> Exercise goal: When you restate the entries that follow, keep every word exactly and drop the pictures.

> Records for this exercise:
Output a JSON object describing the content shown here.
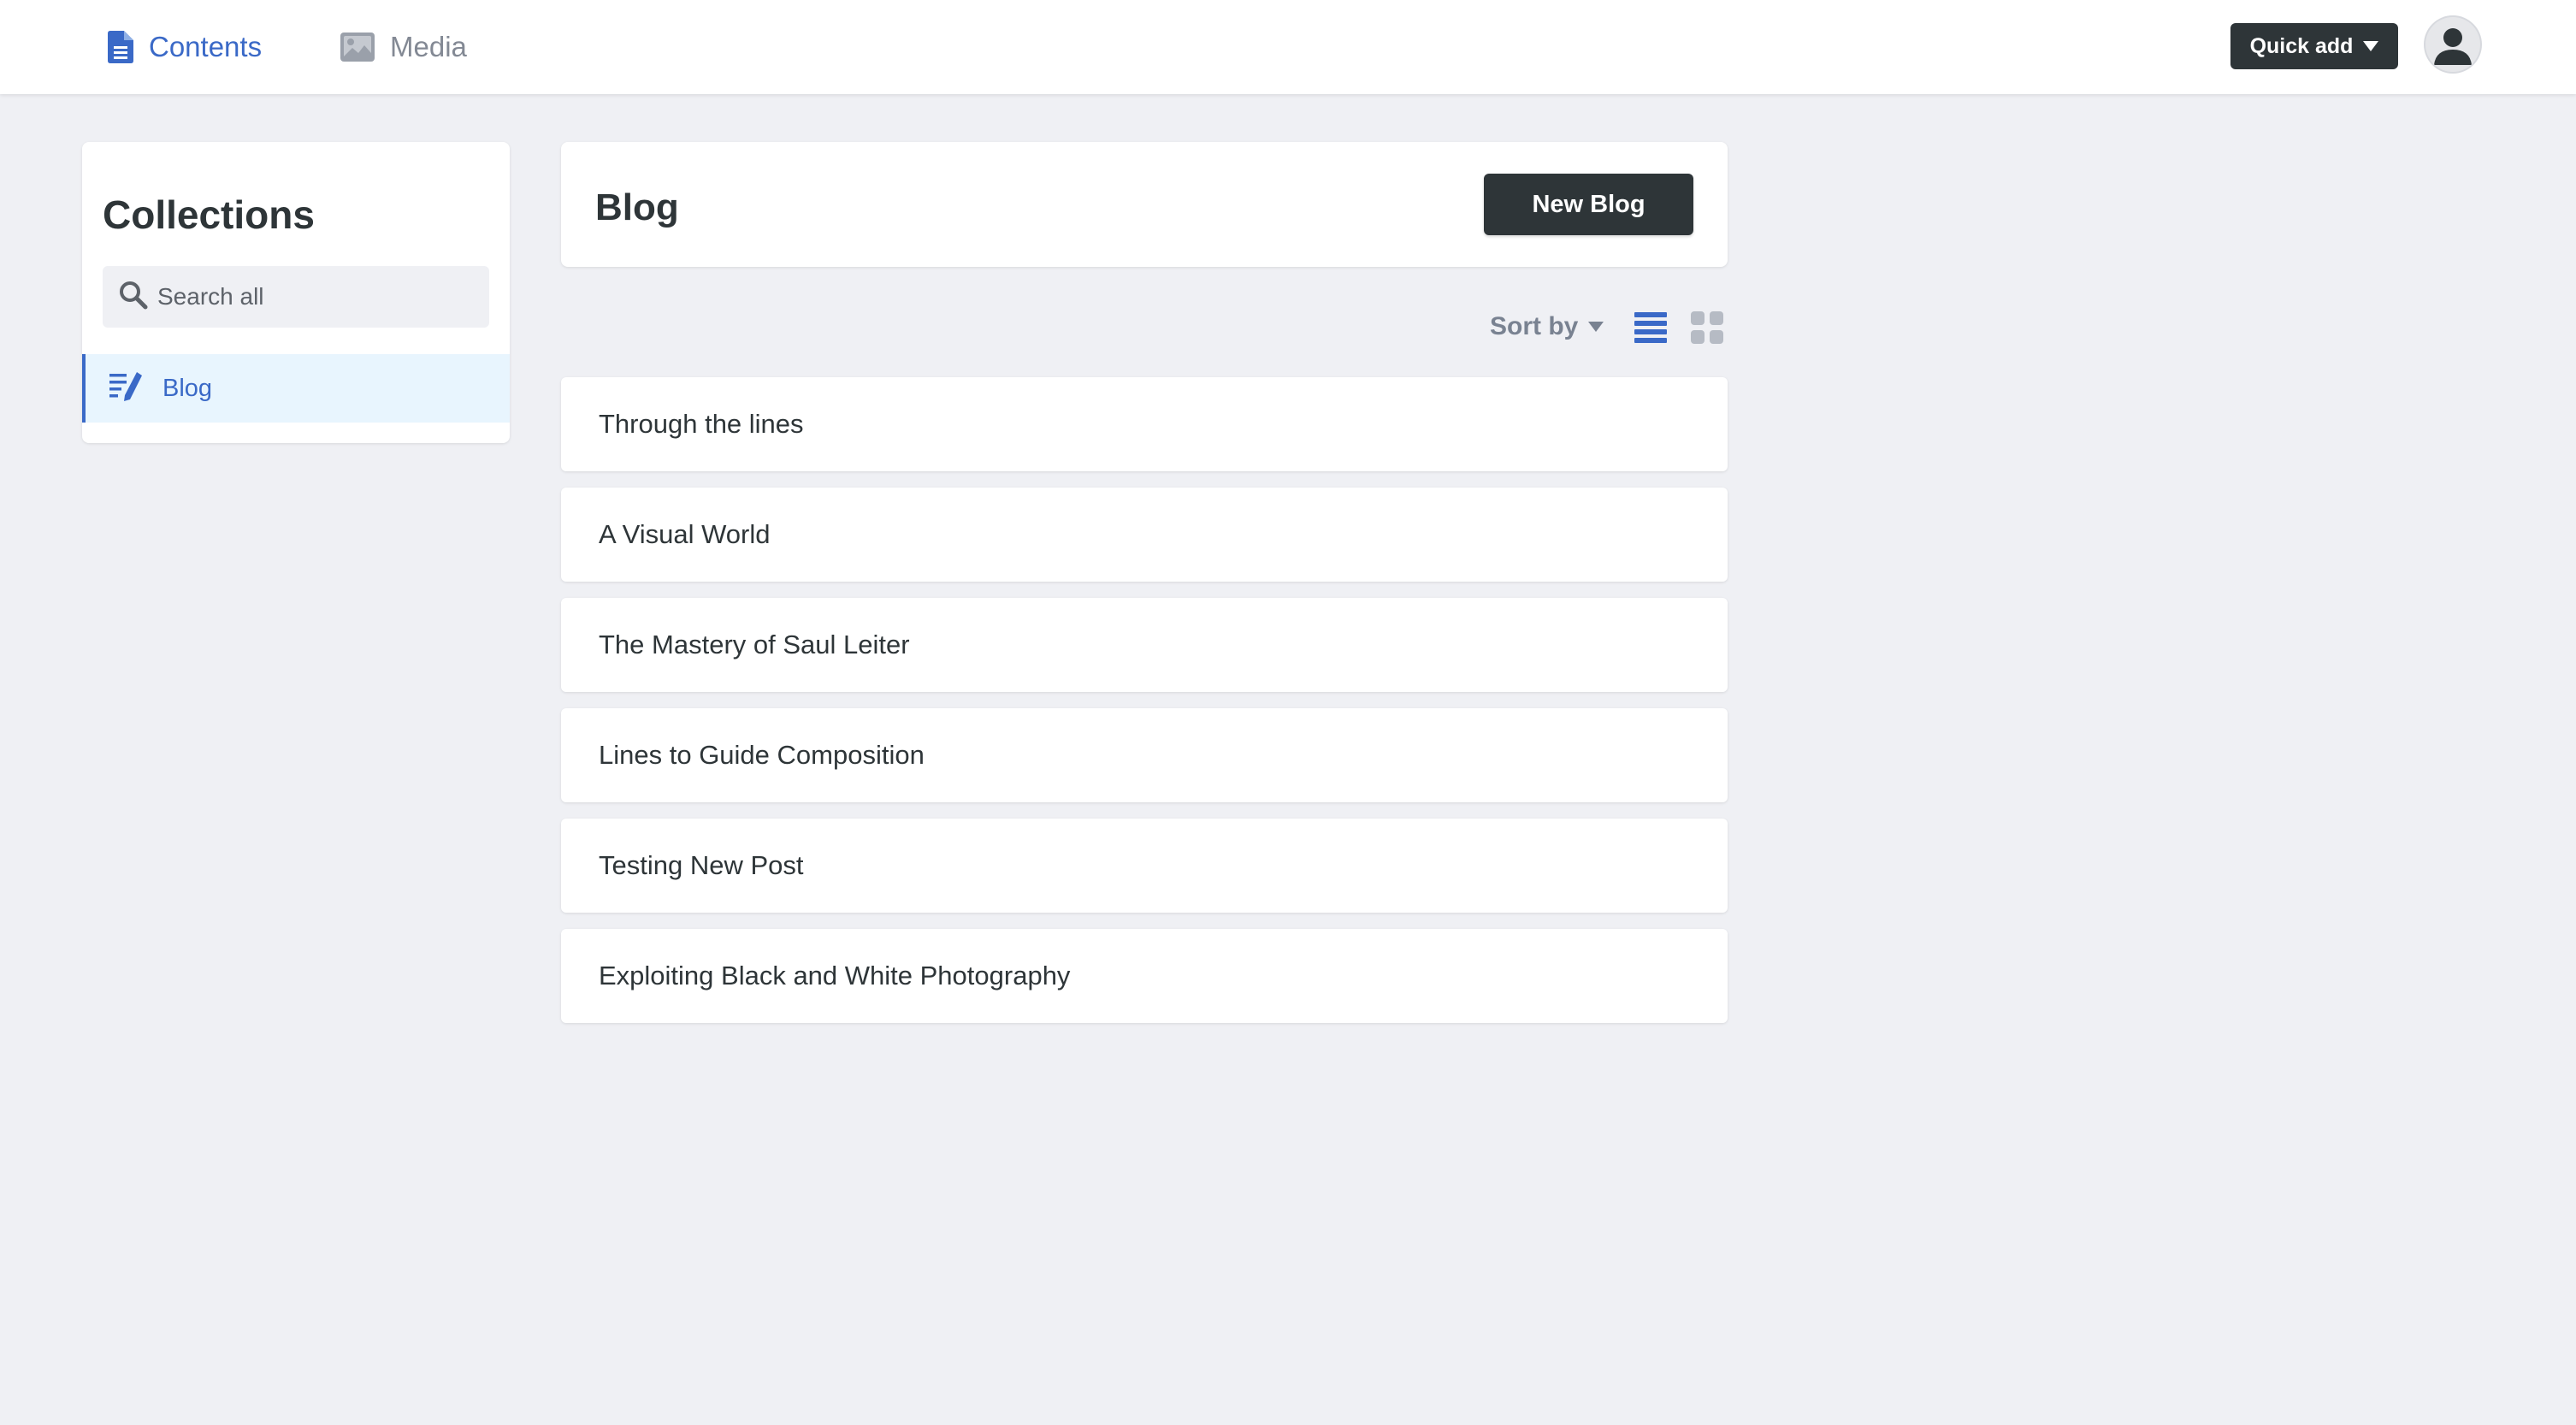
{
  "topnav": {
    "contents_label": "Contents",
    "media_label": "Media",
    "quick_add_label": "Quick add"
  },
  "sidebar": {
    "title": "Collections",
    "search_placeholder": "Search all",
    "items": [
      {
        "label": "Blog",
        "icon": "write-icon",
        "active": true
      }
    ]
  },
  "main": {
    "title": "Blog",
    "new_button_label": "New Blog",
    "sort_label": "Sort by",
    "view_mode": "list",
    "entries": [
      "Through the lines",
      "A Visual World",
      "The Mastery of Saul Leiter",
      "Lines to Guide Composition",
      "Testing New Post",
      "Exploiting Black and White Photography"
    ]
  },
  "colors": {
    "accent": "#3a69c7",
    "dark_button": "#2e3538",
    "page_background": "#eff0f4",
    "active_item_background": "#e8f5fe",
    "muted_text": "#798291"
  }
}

> Solution:
Output a JSON object describing the content shown here.
{
  "topnav": {
    "contents_label": "Contents",
    "media_label": "Media",
    "quick_add_label": "Quick add"
  },
  "sidebar": {
    "title": "Collections",
    "search_placeholder": "Search all",
    "items": [
      {
        "label": "Blog",
        "icon": "write-icon",
        "active": true
      }
    ]
  },
  "main": {
    "title": "Blog",
    "new_button_label": "New Blog",
    "sort_label": "Sort by",
    "view_mode": "list",
    "entries": [
      "Through the lines",
      "A Visual World",
      "The Mastery of Saul Leiter",
      "Lines to Guide Composition",
      "Testing New Post",
      "Exploiting Black and White Photography"
    ]
  },
  "colors": {
    "accent": "#3a69c7",
    "dark_button": "#2e3538",
    "page_background": "#eff0f4",
    "active_item_background": "#e8f5fe",
    "muted_text": "#798291"
  }
}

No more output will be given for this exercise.